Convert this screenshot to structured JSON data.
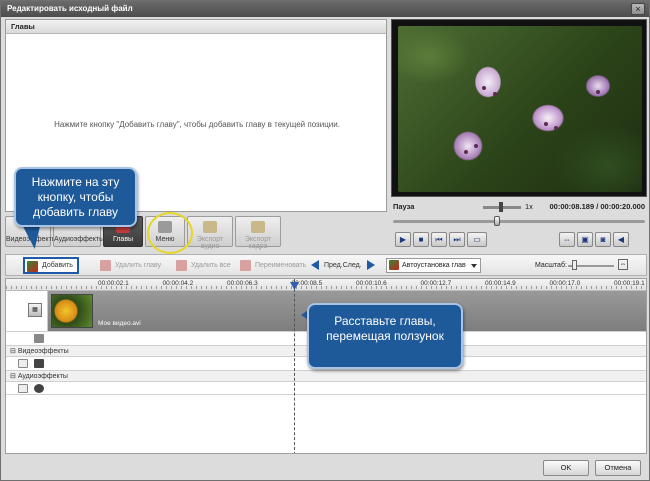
{
  "window": {
    "title": "Редактировать исходный файл",
    "close_glyph": "×"
  },
  "chapters_panel": {
    "header": "Главы",
    "hint": "Нажмите кнопку \"Добавить главу\", чтобы добавить главу в текущей позиции."
  },
  "player": {
    "status": "Пауза",
    "speed": "1x",
    "time": "00:00:08.189 / 00:00:20.000",
    "current_fraction": 0.41,
    "buttons": [
      {
        "name": "play-icon",
        "glyph": "▶"
      },
      {
        "name": "stop-icon",
        "glyph": "■"
      },
      {
        "name": "prev-frame-icon",
        "glyph": "⏮"
      },
      {
        "name": "next-frame-icon",
        "glyph": "⏭"
      },
      {
        "name": "fullscreen-icon",
        "glyph": "▭"
      }
    ],
    "right_buttons": [
      {
        "name": "aspect-ratio-icon",
        "glyph": "⇔"
      },
      {
        "name": "snapshot-icon",
        "glyph": "▣"
      },
      {
        "name": "camera-icon",
        "glyph": "◙"
      },
      {
        "name": "volume-icon",
        "glyph": "◀"
      }
    ]
  },
  "tabs": [
    {
      "label": "Видеоэффекты",
      "state": "normal"
    },
    {
      "label": "Аудиоэффекты",
      "state": "normal"
    },
    {
      "label": "Главы",
      "state": "active"
    },
    {
      "label": "Меню",
      "state": "normal"
    },
    {
      "label": "Экспорт аудио",
      "state": "disabled"
    },
    {
      "label": "Экспорт кадра",
      "state": "disabled"
    }
  ],
  "toolbar": {
    "add": "Добавить",
    "delete": "Удалить главу",
    "delete_all": "Удалить все",
    "rename": "Переименовать",
    "prev_next": "Пред.След.",
    "auto": "Автоустановка глав",
    "zoom_label": "Масштаб:",
    "zoom_level": 0.1
  },
  "timeline": {
    "ticks": [
      "00:00:02.1",
      "00:00:04.2",
      "00:00:06.3",
      "00:00:08.5",
      "00:00:10.6",
      "00:00:12.7",
      "00:00:14.9",
      "00:00:17.0",
      "00:00:19.1"
    ],
    "clip_name": "Мое видео.avi",
    "video_effects": "Видеоэффекты",
    "audio_effects": "Аудиоэффекты",
    "collapse_glyph": "⊟"
  },
  "callouts": {
    "add_hint": "Нажмите на эту кнопку, чтобы добавить главу",
    "slider_hint": "Расставьте главы, перемещая ползунок"
  },
  "footer": {
    "ok": "OK",
    "cancel": "Отмена"
  },
  "colors": {
    "accent": "#1e5a9a",
    "highlight": "#e7d62a",
    "active_tab": "#3b3b3b"
  }
}
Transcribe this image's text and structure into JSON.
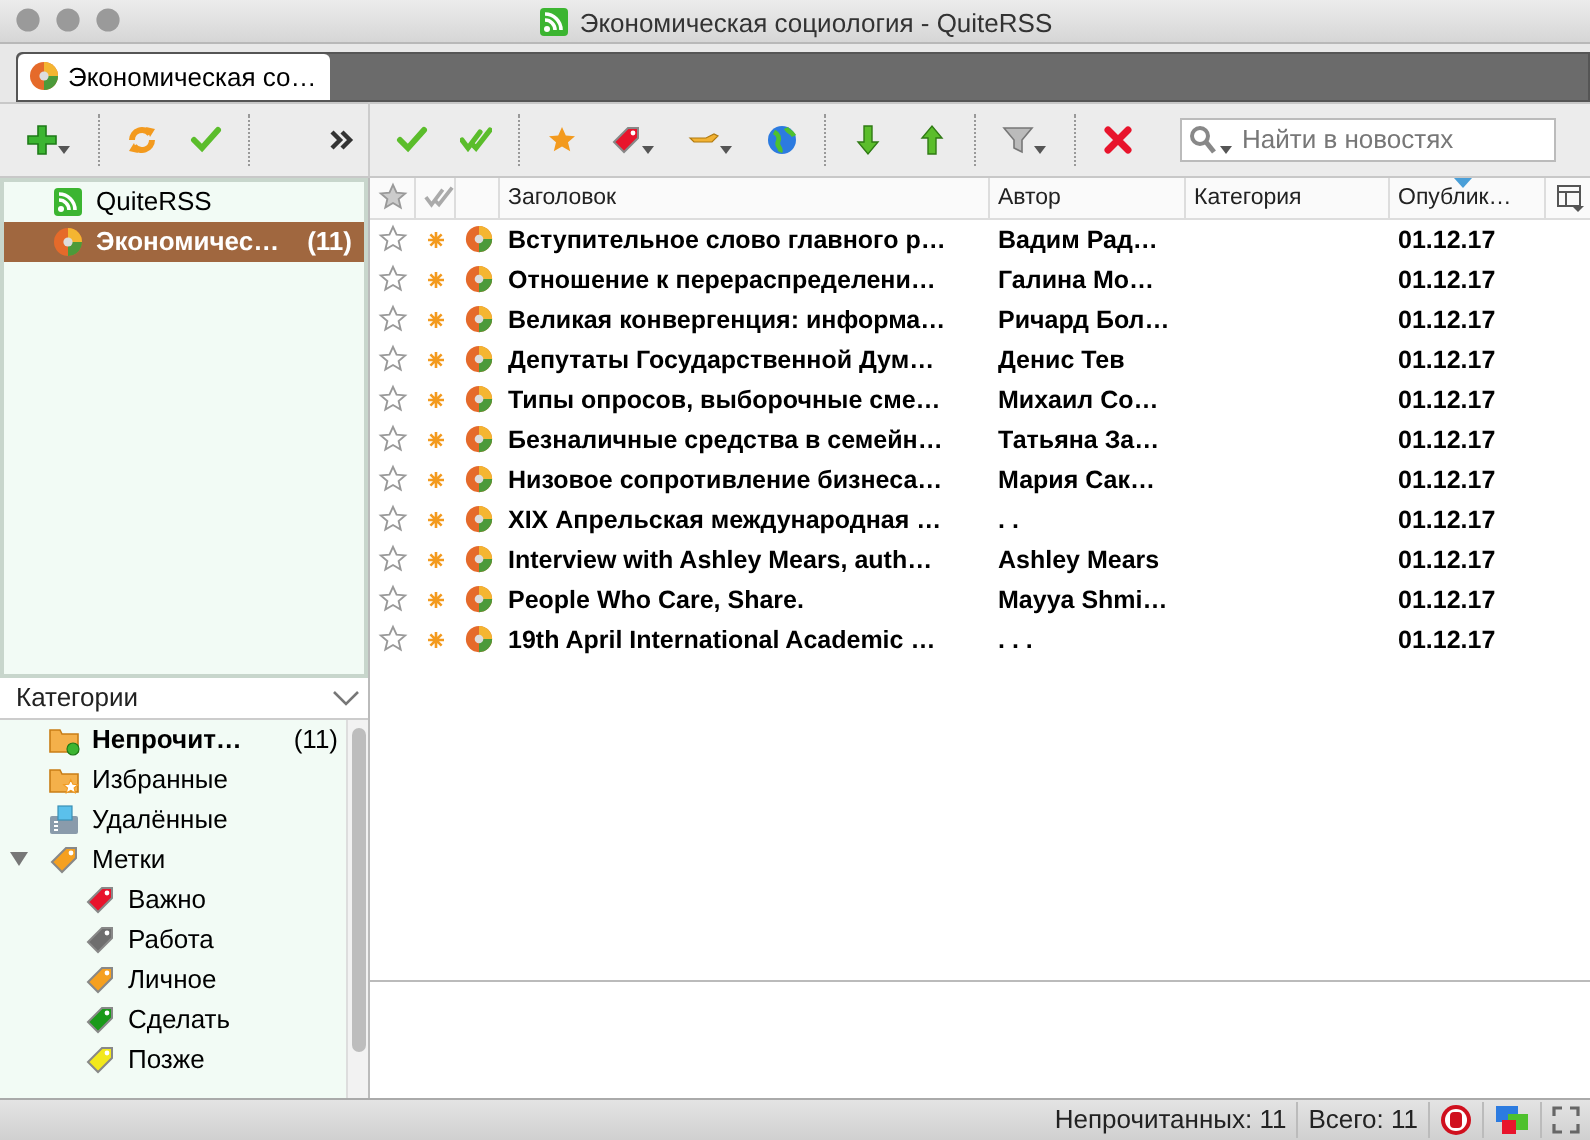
{
  "window": {
    "title": "Экономическая социология - QuiteRSS"
  },
  "tabs": [
    {
      "label": "Экономическая со…",
      "selected": true
    }
  ],
  "search": {
    "placeholder": "Найти в новостях"
  },
  "feeds": [
    {
      "name": "QuiteRSS",
      "kind": "app",
      "selected": false
    },
    {
      "name": "Экономичес…",
      "count": "(11)",
      "kind": "feed",
      "selected": true
    }
  ],
  "categories": {
    "title": "Категории",
    "items": [
      {
        "kind": "unread",
        "name": "Непрочит…",
        "count": "(11)"
      },
      {
        "kind": "starred",
        "name": "Избранные"
      },
      {
        "kind": "deleted",
        "name": "Удалённые"
      },
      {
        "kind": "labels",
        "name": "Метки",
        "expanded": true,
        "children": [
          {
            "name": "Важно",
            "color": "#e8142c"
          },
          {
            "name": "Работа",
            "color": "#6e6e6e"
          },
          {
            "name": "Личное",
            "color": "#f5a020"
          },
          {
            "name": "Сделать",
            "color": "#1a9a1a"
          },
          {
            "name": "Позже",
            "color": "#f2e81c"
          }
        ]
      }
    ]
  },
  "table": {
    "columns": [
      "Заголовок",
      "Автор",
      "Категория",
      "Опублик…"
    ],
    "rows": [
      {
        "title": "Вступительное слово главного р…",
        "author": "Вадим Рад…",
        "date": "01.12.17",
        "starred": false,
        "unread": true
      },
      {
        "title": "Отношение к перераспределени…",
        "author": "Галина Мо…",
        "date": "01.12.17",
        "starred": false,
        "unread": true
      },
      {
        "title": "Великая конвергенция: информа…",
        "author": "Ричард Бол…",
        "date": "01.12.17",
        "starred": false,
        "unread": true
      },
      {
        "title": "Депутаты Государственной Дум…",
        "author": "Денис Тев",
        "date": "01.12.17",
        "starred": false,
        "unread": true
      },
      {
        "title": "Типы опросов, выборочные сме…",
        "author": "Михаил Со…",
        "date": "01.12.17",
        "starred": false,
        "unread": true
      },
      {
        "title": "Безналичные средства в семейн…",
        "author": "Татьяна За…",
        "date": "01.12.17",
        "starred": false,
        "unread": true
      },
      {
        "title": "Низовое сопротивление бизнеса…",
        "author": "Мария Сак…",
        "date": "01.12.17",
        "starred": false,
        "unread": true
      },
      {
        "title": "XIX Апрельская международная …",
        "author": ". .",
        "date": "01.12.17",
        "starred": false,
        "unread": true
      },
      {
        "title": "Interview with Ashley Mears, auth…",
        "author": "Ashley Mears",
        "date": "01.12.17",
        "starred": false,
        "unread": true
      },
      {
        "title": "People Who Care, Share.",
        "author": "Mayya Shmi…",
        "date": "01.12.17",
        "starred": false,
        "unread": true
      },
      {
        "title": "19th April International Academic …",
        "author": ". . .",
        "date": "01.12.17",
        "starred": false,
        "unread": true
      }
    ]
  },
  "status_bar": {
    "unread": "Непрочитанных: 11",
    "total": "Всего: 11"
  }
}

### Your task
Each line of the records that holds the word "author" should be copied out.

### Finished exercise
        "author": "Вадим Рад…",
        "author": "Галина Мо…",
        "author": "Ричард Бол…",
        "author": "Денис Тев",
        "author": "Михаил Со…",
        "author": "Татьяна За…",
        "author": "Мария Сак…",
        "author": ". .",
        "author": "Ashley Mears",
        "author": "Mayya Shmi…",
        "author": ". . .",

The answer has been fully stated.